> PROBLEM REQUIREMENTS: Within the listing below, count the lines that include "lost" and give the count alone.

> DATA FOR ANALYSIS:
++++++++

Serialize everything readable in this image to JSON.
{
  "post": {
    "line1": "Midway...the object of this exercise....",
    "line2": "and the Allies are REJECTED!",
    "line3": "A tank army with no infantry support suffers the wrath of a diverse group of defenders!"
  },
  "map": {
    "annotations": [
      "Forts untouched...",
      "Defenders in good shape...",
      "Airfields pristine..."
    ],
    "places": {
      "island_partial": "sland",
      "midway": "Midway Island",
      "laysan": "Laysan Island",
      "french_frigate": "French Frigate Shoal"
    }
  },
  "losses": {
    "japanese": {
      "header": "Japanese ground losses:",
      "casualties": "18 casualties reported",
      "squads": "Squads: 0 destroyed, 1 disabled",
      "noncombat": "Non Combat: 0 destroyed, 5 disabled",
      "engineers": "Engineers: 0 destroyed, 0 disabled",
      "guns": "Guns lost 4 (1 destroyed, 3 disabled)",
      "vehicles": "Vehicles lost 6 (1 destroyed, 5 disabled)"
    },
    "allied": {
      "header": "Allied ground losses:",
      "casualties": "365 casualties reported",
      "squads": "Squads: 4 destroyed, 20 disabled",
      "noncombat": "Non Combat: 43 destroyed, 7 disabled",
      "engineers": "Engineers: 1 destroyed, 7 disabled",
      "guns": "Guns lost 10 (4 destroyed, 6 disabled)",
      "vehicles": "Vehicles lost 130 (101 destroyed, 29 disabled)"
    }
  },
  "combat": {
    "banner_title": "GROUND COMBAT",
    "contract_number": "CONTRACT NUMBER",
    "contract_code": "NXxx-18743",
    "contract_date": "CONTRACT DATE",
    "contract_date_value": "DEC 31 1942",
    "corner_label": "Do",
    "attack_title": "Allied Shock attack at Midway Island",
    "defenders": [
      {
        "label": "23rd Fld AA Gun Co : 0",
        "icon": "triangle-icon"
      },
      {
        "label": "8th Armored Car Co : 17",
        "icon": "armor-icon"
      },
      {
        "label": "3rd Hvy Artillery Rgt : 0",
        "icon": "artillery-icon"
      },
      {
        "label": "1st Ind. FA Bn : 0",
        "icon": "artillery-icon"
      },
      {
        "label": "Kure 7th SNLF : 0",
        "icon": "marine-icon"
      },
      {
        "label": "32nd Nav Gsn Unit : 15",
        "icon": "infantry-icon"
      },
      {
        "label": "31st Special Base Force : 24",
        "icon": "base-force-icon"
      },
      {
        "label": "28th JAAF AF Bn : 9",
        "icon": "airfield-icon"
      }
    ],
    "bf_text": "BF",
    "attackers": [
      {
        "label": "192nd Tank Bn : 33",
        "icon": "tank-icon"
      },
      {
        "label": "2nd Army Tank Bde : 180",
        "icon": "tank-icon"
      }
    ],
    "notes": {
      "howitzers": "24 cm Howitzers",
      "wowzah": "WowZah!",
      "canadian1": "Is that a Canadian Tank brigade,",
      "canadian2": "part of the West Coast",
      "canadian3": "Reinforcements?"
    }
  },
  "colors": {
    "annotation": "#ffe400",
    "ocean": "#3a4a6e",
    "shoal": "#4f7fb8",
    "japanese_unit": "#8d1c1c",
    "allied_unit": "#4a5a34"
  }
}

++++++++

> OUTPUT OF THE EXERCISE: 4